▶ [YOUR GOAL]: Examine each line of the data. Copy the line if it includes the word "JREs".

[Data records for software interfaces]

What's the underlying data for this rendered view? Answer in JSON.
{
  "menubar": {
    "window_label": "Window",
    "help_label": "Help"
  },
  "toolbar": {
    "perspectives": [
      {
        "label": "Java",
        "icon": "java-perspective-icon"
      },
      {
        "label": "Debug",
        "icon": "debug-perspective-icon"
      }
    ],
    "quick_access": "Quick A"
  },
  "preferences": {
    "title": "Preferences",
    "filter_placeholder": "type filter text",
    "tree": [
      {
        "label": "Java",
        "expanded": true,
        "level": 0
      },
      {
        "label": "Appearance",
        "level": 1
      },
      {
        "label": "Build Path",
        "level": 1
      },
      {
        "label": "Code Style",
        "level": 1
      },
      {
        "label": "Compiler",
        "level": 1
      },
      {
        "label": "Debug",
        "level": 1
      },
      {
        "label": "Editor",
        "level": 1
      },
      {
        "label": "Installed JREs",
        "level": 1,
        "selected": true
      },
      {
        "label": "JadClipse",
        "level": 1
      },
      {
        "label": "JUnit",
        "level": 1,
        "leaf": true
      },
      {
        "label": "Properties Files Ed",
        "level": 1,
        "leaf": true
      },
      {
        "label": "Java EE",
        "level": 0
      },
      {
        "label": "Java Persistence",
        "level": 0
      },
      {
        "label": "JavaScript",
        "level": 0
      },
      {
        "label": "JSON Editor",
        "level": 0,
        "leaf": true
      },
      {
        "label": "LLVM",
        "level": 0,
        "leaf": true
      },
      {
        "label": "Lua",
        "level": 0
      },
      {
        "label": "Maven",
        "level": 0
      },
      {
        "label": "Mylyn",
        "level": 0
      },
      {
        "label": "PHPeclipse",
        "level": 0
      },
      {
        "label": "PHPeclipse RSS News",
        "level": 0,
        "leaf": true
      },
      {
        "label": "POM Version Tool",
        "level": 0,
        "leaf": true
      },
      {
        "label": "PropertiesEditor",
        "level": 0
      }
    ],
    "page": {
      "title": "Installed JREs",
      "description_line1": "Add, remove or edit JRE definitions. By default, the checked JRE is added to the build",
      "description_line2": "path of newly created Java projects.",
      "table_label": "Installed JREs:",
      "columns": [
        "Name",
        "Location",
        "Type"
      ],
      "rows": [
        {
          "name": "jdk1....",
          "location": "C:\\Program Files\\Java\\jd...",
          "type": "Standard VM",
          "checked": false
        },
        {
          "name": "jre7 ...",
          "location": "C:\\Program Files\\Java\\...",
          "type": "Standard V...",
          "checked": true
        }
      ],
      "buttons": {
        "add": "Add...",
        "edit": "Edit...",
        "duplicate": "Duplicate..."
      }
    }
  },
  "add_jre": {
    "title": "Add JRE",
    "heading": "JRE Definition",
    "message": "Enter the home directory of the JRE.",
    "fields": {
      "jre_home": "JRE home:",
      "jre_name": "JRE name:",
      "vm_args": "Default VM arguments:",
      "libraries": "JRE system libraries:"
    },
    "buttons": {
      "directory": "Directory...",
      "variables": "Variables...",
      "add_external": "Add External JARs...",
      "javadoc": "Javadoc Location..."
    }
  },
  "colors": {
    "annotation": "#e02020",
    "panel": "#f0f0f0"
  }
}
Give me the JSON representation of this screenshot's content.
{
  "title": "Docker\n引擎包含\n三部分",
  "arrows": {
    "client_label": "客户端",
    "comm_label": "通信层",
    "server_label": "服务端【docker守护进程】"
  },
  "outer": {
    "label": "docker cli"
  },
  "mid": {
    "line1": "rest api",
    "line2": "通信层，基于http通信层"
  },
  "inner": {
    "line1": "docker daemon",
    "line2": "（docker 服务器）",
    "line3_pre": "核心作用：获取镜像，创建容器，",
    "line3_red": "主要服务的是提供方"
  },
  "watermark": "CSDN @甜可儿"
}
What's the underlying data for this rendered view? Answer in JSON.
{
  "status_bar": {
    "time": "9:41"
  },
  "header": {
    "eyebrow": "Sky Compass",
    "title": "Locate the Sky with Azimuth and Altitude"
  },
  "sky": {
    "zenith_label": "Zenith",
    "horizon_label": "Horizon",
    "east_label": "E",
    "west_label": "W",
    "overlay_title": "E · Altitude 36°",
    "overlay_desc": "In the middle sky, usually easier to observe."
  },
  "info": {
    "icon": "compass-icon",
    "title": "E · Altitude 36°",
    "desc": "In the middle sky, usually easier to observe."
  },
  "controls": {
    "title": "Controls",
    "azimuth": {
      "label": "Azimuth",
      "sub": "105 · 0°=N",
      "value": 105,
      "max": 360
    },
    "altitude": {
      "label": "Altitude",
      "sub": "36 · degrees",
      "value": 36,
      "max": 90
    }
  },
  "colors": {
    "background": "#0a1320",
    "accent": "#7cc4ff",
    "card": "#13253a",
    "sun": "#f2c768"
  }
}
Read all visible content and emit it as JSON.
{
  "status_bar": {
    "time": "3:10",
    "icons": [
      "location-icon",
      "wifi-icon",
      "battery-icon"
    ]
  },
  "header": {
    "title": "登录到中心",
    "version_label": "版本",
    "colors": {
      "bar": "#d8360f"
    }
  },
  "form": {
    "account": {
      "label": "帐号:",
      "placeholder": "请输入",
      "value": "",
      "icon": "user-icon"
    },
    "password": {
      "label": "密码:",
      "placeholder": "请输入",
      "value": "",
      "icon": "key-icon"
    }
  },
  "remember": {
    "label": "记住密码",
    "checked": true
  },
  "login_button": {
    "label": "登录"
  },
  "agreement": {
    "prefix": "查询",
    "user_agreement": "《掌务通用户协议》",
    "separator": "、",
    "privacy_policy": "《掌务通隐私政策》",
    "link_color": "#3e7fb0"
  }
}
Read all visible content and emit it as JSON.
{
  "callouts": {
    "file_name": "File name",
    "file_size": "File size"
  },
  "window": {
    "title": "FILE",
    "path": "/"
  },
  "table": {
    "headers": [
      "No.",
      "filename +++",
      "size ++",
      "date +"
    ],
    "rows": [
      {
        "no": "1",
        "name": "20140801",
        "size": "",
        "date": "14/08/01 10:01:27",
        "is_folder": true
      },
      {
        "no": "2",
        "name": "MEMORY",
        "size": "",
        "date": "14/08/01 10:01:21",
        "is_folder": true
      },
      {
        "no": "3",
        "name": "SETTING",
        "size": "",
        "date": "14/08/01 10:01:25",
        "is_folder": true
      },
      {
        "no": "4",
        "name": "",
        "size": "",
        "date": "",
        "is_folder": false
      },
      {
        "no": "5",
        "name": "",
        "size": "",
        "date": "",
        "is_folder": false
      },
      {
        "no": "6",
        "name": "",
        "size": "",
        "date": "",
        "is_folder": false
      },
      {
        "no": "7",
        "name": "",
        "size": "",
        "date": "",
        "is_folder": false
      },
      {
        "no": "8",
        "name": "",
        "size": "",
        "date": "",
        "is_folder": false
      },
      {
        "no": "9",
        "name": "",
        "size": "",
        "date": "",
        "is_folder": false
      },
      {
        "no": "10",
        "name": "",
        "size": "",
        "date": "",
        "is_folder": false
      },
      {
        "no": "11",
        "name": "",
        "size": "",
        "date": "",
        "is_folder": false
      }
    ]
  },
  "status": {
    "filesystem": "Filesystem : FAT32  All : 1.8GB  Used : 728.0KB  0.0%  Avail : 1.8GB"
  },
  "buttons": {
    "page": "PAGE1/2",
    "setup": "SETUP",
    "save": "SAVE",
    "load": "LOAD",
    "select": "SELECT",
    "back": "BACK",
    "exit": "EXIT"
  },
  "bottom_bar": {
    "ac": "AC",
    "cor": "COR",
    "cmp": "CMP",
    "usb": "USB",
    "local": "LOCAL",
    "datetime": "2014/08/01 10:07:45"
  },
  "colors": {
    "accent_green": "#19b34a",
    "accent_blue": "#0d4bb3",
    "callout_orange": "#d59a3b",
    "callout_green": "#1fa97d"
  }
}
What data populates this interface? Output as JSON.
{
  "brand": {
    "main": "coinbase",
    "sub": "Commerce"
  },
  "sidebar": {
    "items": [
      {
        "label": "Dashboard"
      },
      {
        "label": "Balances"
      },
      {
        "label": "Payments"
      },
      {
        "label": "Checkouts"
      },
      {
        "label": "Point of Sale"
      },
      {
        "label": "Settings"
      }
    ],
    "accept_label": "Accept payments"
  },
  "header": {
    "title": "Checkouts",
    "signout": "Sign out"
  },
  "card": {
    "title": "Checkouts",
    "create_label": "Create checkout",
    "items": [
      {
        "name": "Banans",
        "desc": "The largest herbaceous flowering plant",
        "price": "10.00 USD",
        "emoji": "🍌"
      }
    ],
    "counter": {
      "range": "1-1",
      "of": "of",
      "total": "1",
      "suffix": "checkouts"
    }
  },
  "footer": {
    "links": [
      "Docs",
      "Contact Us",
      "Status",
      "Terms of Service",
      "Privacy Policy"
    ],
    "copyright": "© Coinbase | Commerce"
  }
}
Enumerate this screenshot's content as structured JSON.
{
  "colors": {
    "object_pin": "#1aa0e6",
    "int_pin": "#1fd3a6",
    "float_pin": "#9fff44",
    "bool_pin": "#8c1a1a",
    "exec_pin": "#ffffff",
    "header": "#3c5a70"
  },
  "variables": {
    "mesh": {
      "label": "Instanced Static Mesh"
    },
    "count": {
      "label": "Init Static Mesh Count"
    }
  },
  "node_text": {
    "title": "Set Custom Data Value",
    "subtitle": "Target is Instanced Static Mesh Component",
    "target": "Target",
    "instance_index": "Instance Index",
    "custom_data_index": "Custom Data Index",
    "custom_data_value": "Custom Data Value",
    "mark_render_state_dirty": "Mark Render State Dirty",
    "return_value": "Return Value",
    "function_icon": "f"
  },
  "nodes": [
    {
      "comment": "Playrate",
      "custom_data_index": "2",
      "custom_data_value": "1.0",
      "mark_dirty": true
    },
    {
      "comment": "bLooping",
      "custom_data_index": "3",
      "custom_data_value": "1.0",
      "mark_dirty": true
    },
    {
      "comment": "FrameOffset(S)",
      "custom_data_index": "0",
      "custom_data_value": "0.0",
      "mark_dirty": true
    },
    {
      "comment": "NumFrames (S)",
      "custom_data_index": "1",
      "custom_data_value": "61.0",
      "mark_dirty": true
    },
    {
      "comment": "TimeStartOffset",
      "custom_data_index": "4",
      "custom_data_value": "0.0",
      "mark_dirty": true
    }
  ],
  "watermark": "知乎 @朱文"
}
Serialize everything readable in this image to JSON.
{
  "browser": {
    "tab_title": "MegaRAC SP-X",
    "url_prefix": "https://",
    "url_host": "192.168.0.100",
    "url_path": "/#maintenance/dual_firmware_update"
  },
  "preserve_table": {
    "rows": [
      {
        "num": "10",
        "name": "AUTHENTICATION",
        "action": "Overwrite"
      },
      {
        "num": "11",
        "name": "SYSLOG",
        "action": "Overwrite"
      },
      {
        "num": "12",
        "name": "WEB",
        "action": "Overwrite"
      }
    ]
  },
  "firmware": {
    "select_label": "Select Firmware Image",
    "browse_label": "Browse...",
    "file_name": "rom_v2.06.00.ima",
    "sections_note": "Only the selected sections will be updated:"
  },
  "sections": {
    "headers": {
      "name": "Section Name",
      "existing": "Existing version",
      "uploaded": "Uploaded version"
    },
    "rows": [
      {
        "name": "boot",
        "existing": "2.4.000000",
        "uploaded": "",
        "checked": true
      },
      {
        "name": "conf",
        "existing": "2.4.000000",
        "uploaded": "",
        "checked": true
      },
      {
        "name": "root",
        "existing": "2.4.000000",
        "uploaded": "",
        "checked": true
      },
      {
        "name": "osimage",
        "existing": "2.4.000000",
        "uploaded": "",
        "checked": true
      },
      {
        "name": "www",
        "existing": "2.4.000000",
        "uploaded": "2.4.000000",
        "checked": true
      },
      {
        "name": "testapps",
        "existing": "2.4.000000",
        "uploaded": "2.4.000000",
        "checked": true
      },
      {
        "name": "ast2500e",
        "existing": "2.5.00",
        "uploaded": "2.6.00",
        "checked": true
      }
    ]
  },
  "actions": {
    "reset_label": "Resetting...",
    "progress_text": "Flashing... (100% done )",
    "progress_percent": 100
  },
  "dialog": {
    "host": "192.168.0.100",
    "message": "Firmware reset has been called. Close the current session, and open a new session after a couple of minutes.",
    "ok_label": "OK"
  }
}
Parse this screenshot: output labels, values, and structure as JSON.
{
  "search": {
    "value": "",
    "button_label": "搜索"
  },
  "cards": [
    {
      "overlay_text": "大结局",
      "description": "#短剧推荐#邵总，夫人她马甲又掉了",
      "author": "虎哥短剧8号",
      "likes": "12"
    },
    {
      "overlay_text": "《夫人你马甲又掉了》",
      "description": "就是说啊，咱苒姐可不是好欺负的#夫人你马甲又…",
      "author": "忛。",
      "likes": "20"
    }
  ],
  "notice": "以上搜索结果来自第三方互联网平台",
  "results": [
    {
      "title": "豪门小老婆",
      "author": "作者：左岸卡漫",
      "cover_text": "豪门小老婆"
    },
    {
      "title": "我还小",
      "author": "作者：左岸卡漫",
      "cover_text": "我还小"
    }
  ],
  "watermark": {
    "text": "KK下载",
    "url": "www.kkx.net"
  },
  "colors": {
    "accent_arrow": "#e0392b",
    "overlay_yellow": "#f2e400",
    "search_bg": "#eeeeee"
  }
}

▶ [PROBLEM SOLUTION]:
        "label": "Installed JREs",
      "title": "Installed JREs",
      "table_label": "Installed JREs:",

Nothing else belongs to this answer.